▶ _Action item_:
Sort through the material below and copy each line with "background".

▶ _Excerpted data_:
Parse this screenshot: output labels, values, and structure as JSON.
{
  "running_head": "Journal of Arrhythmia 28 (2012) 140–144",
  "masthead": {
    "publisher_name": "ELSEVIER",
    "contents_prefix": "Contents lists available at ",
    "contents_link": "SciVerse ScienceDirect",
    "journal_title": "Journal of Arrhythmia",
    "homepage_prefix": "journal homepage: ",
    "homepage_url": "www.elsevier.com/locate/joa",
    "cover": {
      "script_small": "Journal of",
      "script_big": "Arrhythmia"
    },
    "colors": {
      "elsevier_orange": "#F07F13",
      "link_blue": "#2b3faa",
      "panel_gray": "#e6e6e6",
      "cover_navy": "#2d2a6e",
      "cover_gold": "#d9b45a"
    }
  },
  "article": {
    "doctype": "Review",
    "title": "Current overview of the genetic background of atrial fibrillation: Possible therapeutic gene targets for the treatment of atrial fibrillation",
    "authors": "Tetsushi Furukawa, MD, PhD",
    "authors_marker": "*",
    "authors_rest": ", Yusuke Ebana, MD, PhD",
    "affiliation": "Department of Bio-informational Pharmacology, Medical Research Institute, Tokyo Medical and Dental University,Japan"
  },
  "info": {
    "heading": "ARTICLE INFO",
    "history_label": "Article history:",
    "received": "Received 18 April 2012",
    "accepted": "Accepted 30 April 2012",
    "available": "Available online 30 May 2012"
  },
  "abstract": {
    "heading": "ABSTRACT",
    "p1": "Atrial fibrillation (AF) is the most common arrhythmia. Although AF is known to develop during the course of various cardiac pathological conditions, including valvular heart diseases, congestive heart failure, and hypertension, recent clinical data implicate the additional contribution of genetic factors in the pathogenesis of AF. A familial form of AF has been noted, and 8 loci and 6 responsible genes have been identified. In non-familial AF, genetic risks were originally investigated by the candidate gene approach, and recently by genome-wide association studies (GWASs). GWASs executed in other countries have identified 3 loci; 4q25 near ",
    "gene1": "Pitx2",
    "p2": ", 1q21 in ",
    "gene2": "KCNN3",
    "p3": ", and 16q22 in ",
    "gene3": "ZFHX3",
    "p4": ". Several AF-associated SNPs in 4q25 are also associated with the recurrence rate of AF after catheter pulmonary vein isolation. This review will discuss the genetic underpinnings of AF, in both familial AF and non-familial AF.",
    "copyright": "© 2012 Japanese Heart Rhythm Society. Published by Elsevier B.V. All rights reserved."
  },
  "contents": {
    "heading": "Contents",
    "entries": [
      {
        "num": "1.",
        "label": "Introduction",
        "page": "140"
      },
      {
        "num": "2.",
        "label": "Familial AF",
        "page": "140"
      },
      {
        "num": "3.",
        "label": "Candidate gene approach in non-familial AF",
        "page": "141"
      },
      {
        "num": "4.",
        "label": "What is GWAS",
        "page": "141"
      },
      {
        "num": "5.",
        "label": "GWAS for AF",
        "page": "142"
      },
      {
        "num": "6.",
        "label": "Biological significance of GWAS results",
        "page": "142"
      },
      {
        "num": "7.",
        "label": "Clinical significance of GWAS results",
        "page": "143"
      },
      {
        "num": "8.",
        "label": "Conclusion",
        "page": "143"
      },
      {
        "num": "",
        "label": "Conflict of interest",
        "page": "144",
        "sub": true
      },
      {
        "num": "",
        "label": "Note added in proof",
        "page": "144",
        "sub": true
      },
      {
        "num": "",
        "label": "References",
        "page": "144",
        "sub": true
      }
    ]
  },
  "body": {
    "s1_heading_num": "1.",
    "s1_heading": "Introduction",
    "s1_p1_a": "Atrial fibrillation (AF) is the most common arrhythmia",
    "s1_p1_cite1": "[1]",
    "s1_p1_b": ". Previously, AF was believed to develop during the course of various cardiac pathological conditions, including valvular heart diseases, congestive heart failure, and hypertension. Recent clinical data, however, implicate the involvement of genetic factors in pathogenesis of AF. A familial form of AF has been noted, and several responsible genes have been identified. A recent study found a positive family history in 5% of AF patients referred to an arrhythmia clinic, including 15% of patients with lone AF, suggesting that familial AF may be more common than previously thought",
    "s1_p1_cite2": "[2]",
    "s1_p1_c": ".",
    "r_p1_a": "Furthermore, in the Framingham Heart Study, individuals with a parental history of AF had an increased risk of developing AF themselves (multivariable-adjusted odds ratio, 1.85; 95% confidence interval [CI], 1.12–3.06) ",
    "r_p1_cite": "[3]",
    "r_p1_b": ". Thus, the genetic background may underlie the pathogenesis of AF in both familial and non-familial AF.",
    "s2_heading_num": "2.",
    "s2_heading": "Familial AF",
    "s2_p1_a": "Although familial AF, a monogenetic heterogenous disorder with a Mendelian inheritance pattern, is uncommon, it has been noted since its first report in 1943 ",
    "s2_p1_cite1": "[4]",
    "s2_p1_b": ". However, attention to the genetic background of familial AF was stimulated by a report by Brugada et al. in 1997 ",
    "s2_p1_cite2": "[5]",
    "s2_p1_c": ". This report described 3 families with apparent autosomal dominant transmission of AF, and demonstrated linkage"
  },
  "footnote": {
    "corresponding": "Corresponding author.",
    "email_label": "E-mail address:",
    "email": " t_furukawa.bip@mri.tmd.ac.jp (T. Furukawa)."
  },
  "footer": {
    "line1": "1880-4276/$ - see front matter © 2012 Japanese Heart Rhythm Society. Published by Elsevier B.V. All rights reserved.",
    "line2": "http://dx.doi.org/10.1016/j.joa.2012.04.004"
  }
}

▶ _Expected answer_:
    "title": "Current overview of the genetic background of atrial fibrillation: Possible therapeutic gene targets for the treatment of atrial fibrillation",
    "r_p1_b": ". Thus, the genetic background may underlie the pathogenesis of AF in both familial and non-familial AF.",
    "s2_p1_b": ". However, attention to the genetic background of familial AF was stimulated by a report by Brugada et al. in 1997 ",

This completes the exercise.